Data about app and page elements
#####
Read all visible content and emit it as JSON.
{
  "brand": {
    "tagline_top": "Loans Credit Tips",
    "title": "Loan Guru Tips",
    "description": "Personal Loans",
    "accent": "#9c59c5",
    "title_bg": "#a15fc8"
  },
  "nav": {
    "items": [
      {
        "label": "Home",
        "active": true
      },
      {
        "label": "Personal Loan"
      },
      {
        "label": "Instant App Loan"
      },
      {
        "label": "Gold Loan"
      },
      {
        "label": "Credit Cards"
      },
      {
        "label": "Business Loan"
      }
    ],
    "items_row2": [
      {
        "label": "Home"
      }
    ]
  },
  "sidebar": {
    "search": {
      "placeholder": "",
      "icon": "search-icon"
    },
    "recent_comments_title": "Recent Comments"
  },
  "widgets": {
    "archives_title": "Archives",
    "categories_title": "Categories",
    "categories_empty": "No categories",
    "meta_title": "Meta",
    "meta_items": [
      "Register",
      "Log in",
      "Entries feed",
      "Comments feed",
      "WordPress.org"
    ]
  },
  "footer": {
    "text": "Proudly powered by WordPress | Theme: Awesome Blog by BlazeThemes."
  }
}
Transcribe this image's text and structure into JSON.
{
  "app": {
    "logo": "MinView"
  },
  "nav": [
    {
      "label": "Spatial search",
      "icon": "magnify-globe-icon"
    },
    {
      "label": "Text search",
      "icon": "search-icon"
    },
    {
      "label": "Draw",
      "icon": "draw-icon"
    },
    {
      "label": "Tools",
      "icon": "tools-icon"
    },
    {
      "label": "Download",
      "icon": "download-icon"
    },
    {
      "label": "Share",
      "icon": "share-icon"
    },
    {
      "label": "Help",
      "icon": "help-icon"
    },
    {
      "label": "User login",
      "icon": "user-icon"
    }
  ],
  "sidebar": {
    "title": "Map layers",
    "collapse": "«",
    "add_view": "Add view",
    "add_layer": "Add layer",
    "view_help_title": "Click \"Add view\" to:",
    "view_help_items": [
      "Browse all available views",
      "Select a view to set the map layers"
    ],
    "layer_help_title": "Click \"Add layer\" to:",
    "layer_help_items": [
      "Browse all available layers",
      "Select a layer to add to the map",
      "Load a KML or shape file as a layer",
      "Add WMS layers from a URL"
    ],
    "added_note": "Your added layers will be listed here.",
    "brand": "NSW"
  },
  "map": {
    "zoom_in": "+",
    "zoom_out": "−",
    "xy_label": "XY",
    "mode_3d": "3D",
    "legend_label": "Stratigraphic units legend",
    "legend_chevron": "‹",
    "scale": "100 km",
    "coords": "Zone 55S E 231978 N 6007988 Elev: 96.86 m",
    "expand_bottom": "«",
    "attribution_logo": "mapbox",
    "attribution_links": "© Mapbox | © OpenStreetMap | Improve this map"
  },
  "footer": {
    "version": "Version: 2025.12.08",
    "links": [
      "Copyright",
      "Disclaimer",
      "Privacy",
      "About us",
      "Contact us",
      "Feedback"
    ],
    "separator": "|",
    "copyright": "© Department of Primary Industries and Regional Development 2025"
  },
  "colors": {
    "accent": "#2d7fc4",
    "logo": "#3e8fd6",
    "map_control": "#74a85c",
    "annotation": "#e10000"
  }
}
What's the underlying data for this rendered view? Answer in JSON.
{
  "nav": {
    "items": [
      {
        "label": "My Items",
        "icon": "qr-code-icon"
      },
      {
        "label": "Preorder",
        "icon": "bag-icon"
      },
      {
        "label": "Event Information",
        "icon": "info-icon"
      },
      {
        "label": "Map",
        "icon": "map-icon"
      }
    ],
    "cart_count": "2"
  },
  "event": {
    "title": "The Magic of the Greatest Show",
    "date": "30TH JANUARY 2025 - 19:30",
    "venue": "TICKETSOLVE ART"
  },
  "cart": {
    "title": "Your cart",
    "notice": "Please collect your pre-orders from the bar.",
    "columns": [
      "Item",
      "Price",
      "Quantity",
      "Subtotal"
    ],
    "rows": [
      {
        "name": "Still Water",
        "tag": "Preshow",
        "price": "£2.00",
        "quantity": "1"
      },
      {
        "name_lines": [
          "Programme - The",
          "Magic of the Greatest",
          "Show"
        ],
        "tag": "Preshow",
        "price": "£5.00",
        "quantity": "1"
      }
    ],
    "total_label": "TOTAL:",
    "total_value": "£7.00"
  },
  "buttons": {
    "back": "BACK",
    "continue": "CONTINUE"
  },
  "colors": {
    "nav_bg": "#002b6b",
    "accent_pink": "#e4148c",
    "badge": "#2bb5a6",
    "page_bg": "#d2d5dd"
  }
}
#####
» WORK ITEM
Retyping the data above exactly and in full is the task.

» TASK OUTPUT
Read all visible content and emit it as JSON.
{
  "brand": {
    "tagline_top": "Loans Credit Tips",
    "title": "Loan Guru Tips",
    "description": "Personal Loans",
    "accent": "#9c59c5",
    "title_bg": "#a15fc8"
  },
  "nav": {
    "items": [
      {
        "label": "Home",
        "active": true
      },
      {
        "label": "Personal Loan"
      },
      {
        "label": "Instant App Loan"
      },
      {
        "label": "Gold Loan"
      },
      {
        "label": "Credit Cards"
      },
      {
        "label": "Business Loan"
      }
    ],
    "items_row2": [
      {
        "label": "Home"
      }
    ]
  },
  "sidebar": {
    "search": {
      "placeholder": "",
      "icon": "search-icon"
    },
    "recent_comments_title": "Recent Comments"
  },
  "widgets": {
    "archives_title": "Archives",
    "categories_title": "Categories",
    "categories_empty": "No categories",
    "meta_title": "Meta",
    "meta_items": [
      "Register",
      "Log in",
      "Entries feed",
      "Comments feed",
      "WordPress.org"
    ]
  },
  "footer": {
    "text": "Proudly powered by WordPress | Theme: Awesome Blog by BlazeThemes."
  }
}
Transcribe this image's text and structure into JSON.
{
  "app": {
    "logo": "MinView"
  },
  "nav": [
    {
      "label": "Spatial search",
      "icon": "magnify-globe-icon"
    },
    {
      "label": "Text search",
      "icon": "search-icon"
    },
    {
      "label": "Draw",
      "icon": "draw-icon"
    },
    {
      "label": "Tools",
      "icon": "tools-icon"
    },
    {
      "label": "Download",
      "icon": "download-icon"
    },
    {
      "label": "Share",
      "icon": "share-icon"
    },
    {
      "label": "Help",
      "icon": "help-icon"
    },
    {
      "label": "User login",
      "icon": "user-icon"
    }
  ],
  "sidebar": {
    "title": "Map layers",
    "collapse": "«",
    "add_view": "Add view",
    "add_layer": "Add layer",
    "view_help_title": "Click \"Add view\" to:",
    "view_help_items": [
      "Browse all available views",
      "Select a view to set the map layers"
    ],
    "layer_help_title": "Click \"Add layer\" to:",
    "layer_help_items": [
      "Browse all available layers",
      "Select a layer to add to the map",
      "Load a KML or shape file as a layer",
      "Add WMS layers from a URL"
    ],
    "added_note": "Your added layers will be listed here.",
    "brand": "NSW"
  },
  "map": {
    "zoom_in": "+",
    "zoom_out": "−",
    "xy_label": "XY",
    "mode_3d": "3D",
    "legend_label": "Stratigraphic units legend",
    "legend_chevron": "‹",
    "scale": "100 km",
    "coords": "Zone 55S E 231978 N 6007988 Elev: 96.86 m",
    "expand_bottom": "«",
    "attribution_logo": "mapbox",
    "attribution_links": "© Mapbox | © OpenStreetMap | Improve this map"
  },
  "footer": {
    "version": "Version: 2025.12.08",
    "links": [
      "Copyright",
      "Disclaimer",
      "Privacy",
      "About us",
      "Contact us",
      "Feedback"
    ],
    "separator": "|",
    "copyright": "© Department of Primary Industries and Regional Development 2025"
  },
  "colors": {
    "accent": "#2d7fc4",
    "logo": "#3e8fd6",
    "map_control": "#74a85c",
    "annotation": "#e10000"
  }
}
What's the underlying data for this rendered view? Answer in JSON.
{
  "nav": {
    "items": [
      {
        "label": "My Items",
        "icon": "qr-code-icon"
      },
      {
        "label": "Preorder",
        "icon": "bag-icon"
      },
      {
        "label": "Event Information",
        "icon": "info-icon"
      },
      {
        "label": "Map",
        "icon": "map-icon"
      }
    ],
    "cart_count": "2"
  },
  "event": {
    "title": "The Magic of the Greatest Show",
    "date": "30TH JANUARY 2025 - 19:30",
    "venue": "TICKETSOLVE ART"
  },
  "cart": {
    "title": "Your cart",
    "notice": "Please collect your pre-orders from the bar.",
    "columns": [
      "Item",
      "Price",
      "Quantity",
      "Subtotal"
    ],
    "rows": [
      {
        "name": "Still Water",
        "tag": "Preshow",
        "price": "£2.00",
        "quantity": "1"
      },
      {
        "name_lines": [
          "Programme - The",
          "Magic of the Greatest",
          "Show"
        ],
        "tag": "Preshow",
        "price": "£5.00",
        "quantity": "1"
      }
    ],
    "total_label": "TOTAL:",
    "total_value": "£7.00"
  },
  "buttons": {
    "back": "BACK",
    "continue": "CONTINUE"
  },
  "colors": {
    "nav_bg": "#002b6b",
    "accent_pink": "#e4148c",
    "badge": "#2bb5a6",
    "page_bg": "#d2d5dd"
  }
}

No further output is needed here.